(Extracted data entries)
--------
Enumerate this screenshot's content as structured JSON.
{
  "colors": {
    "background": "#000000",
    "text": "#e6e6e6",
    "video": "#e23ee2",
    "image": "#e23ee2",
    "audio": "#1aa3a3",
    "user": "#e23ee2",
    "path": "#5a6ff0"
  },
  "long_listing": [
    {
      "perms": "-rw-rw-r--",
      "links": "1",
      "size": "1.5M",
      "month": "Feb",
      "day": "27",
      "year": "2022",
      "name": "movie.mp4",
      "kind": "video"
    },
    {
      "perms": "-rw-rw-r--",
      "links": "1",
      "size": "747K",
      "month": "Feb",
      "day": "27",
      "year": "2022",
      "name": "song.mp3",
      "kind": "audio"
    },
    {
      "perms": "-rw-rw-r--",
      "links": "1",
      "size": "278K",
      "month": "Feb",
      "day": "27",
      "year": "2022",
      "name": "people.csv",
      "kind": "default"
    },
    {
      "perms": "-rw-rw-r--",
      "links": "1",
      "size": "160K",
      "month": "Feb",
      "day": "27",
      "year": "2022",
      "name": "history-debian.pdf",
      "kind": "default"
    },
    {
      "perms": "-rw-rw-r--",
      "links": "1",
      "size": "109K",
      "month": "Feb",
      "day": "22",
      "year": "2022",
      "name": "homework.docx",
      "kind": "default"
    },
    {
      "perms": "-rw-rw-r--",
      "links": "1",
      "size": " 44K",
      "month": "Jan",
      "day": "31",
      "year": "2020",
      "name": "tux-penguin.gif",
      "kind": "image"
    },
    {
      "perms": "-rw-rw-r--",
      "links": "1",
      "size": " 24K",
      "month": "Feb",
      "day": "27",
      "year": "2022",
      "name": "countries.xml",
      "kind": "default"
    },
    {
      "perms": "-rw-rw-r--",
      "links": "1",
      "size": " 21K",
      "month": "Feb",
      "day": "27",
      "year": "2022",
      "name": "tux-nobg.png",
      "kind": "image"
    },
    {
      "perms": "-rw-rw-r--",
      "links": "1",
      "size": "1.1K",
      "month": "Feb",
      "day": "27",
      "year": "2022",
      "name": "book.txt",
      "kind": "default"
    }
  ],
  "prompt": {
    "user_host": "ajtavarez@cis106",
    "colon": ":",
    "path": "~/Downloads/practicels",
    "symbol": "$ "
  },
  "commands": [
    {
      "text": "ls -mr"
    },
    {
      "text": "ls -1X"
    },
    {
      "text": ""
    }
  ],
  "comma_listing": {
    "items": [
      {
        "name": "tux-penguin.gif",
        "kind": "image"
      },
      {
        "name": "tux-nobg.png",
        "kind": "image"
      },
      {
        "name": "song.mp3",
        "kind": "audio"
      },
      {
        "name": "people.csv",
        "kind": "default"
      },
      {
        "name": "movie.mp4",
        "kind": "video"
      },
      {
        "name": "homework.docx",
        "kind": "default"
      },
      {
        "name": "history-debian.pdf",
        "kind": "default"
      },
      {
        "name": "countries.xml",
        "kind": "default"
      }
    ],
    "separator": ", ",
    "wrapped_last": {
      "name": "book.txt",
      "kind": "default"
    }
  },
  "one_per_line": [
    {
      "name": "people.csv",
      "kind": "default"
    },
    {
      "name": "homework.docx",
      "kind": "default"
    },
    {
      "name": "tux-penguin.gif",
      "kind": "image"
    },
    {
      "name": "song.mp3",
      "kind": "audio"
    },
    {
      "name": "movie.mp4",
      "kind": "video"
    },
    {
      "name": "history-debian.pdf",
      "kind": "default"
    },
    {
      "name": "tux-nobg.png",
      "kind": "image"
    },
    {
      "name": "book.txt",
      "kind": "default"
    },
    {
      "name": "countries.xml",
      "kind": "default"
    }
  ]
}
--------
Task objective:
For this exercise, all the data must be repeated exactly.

Answer section:
Enumerate this screenshot's content as structured JSON.
{
  "colors": {
    "background": "#000000",
    "text": "#e6e6e6",
    "video": "#e23ee2",
    "image": "#e23ee2",
    "audio": "#1aa3a3",
    "user": "#e23ee2",
    "path": "#5a6ff0"
  },
  "long_listing": [
    {
      "perms": "-rw-rw-r--",
      "links": "1",
      "size": "1.5M",
      "month": "Feb",
      "day": "27",
      "year": "2022",
      "name": "movie.mp4",
      "kind": "video"
    },
    {
      "perms": "-rw-rw-r--",
      "links": "1",
      "size": "747K",
      "month": "Feb",
      "day": "27",
      "year": "2022",
      "name": "song.mp3",
      "kind": "audio"
    },
    {
      "perms": "-rw-rw-r--",
      "links": "1",
      "size": "278K",
      "month": "Feb",
      "day": "27",
      "year": "2022",
      "name": "people.csv",
      "kind": "default"
    },
    {
      "perms": "-rw-rw-r--",
      "links": "1",
      "size": "160K",
      "month": "Feb",
      "day": "27",
      "year": "2022",
      "name": "history-debian.pdf",
      "kind": "default"
    },
    {
      "perms": "-rw-rw-r--",
      "links": "1",
      "size": "109K",
      "month": "Feb",
      "day": "22",
      "year": "2022",
      "name": "homework.docx",
      "kind": "default"
    },
    {
      "perms": "-rw-rw-r--",
      "links": "1",
      "size": " 44K",
      "month": "Jan",
      "day": "31",
      "year": "2020",
      "name": "tux-penguin.gif",
      "kind": "image"
    },
    {
      "perms": "-rw-rw-r--",
      "links": "1",
      "size": " 24K",
      "month": "Feb",
      "day": "27",
      "year": "2022",
      "name": "countries.xml",
      "kind": "default"
    },
    {
      "perms": "-rw-rw-r--",
      "links": "1",
      "size": " 21K",
      "month": "Feb",
      "day": "27",
      "year": "2022",
      "name": "tux-nobg.png",
      "kind": "image"
    },
    {
      "perms": "-rw-rw-r--",
      "links": "1",
      "size": "1.1K",
      "month": "Feb",
      "day": "27",
      "year": "2022",
      "name": "book.txt",
      "kind": "default"
    }
  ],
  "prompt": {
    "user_host": "ajtavarez@cis106",
    "colon": ":",
    "path": "~/Downloads/practicels",
    "symbol": "$ "
  },
  "commands": [
    {
      "text": "ls -mr"
    },
    {
      "text": "ls -1X"
    },
    {
      "text": ""
    }
  ],
  "comma_listing": {
    "items": [
      {
        "name": "tux-penguin.gif",
        "kind": "image"
      },
      {
        "name": "tux-nobg.png",
        "kind": "image"
      },
      {
        "name": "song.mp3",
        "kind": "audio"
      },
      {
        "name": "people.csv",
        "kind": "default"
      },
      {
        "name": "movie.mp4",
        "kind": "video"
      },
      {
        "name": "homework.docx",
        "kind": "default"
      },
      {
        "name": "history-debian.pdf",
        "kind": "default"
      },
      {
        "name": "countries.xml",
        "kind": "default"
      }
    ],
    "separator": ", ",
    "wrapped_last": {
      "name": "book.txt",
      "kind": "default"
    }
  },
  "one_per_line": [
    {
      "name": "people.csv",
      "kind": "default"
    },
    {
      "name": "homework.docx",
      "kind": "default"
    },
    {
      "name": "tux-penguin.gif",
      "kind": "image"
    },
    {
      "name": "song.mp3",
      "kind": "audio"
    },
    {
      "name": "movie.mp4",
      "kind": "video"
    },
    {
      "name": "history-debian.pdf",
      "kind": "default"
    },
    {
      "name": "tux-nobg.png",
      "kind": "image"
    },
    {
      "name": "book.txt",
      "kind": "default"
    },
    {
      "name": "countries.xml",
      "kind": "default"
    }
  ]
}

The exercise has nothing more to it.